Navigating Markets During Election Years

Investing during an election year can be a source of anxiety for many investors. The potential for significant policy changes and the uncertainty surrounding election outcomes often lead to questions about how markets will react and what investors should do to prepare. Understanding historical trends and maintaining a disciplined approach can help alleviate some of these concerns.

Historical Market Performance During Election Years

Historically, markets have demonstrated resilience and even strength during election years. Since 1926, the S&P 500 index has averaged an annual return of just over 10%. Notably, during election years, this average return has been slightly higher at 11.6%. The year following an election also tends to perform well, with an average return of 10.7%. These figures suggest that while elections introduce a degree of uncertainty, markets often continue to perform robustly.

Volatility and Election Outcomes 

Contrary to what might be expected, historical data does not show a significant increase in market volatility during election years. Analyzing the standard deviation of the S&P 500, which measures market volatility, reveals that volatility is actually lower during election years compared to non-election years. The only period where increased volatility is evident is the month following the election. This suggests that while markets do react to election outcomes, the reaction is relatively short-lived.

Political Parties and Market Performance 

A common question is whether the market favors one political party over another. Historical data indicates that there is no clear pattern to suggest that markets perform better under Democratic or Republican presidencies. Various factors, including economic policies, global events, and broader economic conditions, have a more substantial impact on market performance than the political party in power.

Investor Behavior and Market Timing 

One of the most crucial points for investors to remember is the importance of staying invested and avoiding the temptation to time the market based on election outcomes. Trying to move investments in and out of the market in response to political events can be detrimental. Studies have shown that investors who attempt to time the market often end up underperforming due to selling low during downturns and buying high during recoveries.

Focus on Long-Term Goals and Asset Allocation 

Investors should focus on what they can control, such as their asset allocation and risk tolerance. Younger investors with a longer time horizon can afford to take on more risk, while those closer to retirement should consider reducing exposure to volatile assets like stocks. Ensuring a well-diversified portfolio that includes both domestic and international investments can also help mitigate risks. 

Elections undoubtedly introduce a layer of uncertainty into the market, but historical data suggests that maintaining a disciplined, long-term investment strategy is the best approach.
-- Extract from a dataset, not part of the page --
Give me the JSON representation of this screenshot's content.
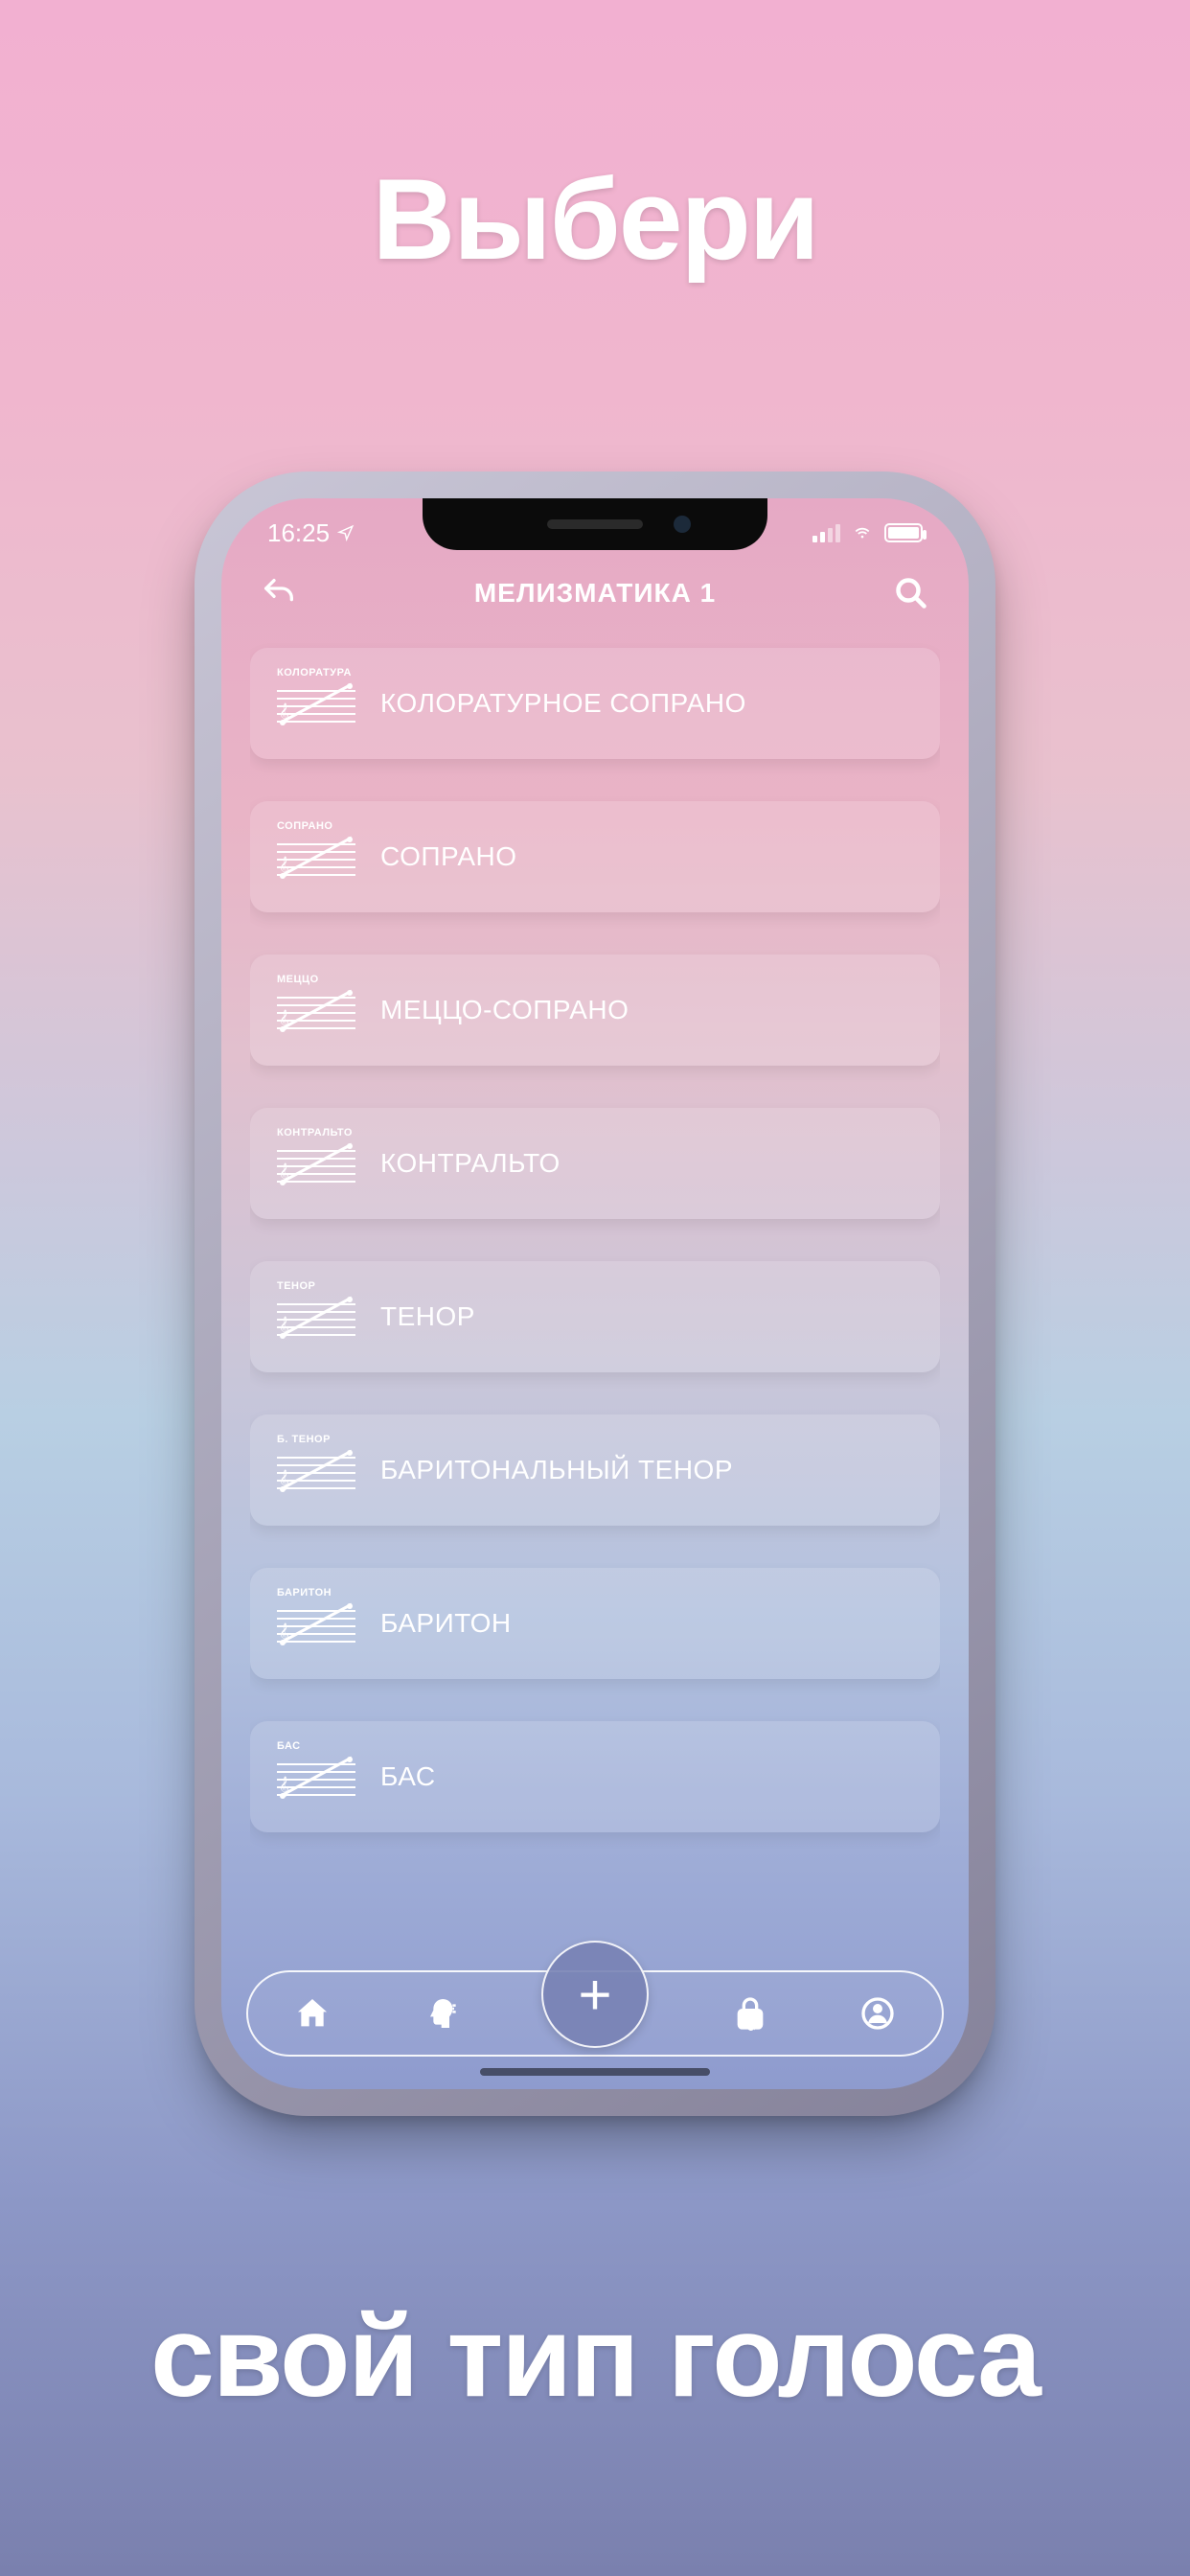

By focusing on asset allocation, diversification, and staying invested, investors can navigate the volatility and continue to work towards their financial goals regardless of the political landscape.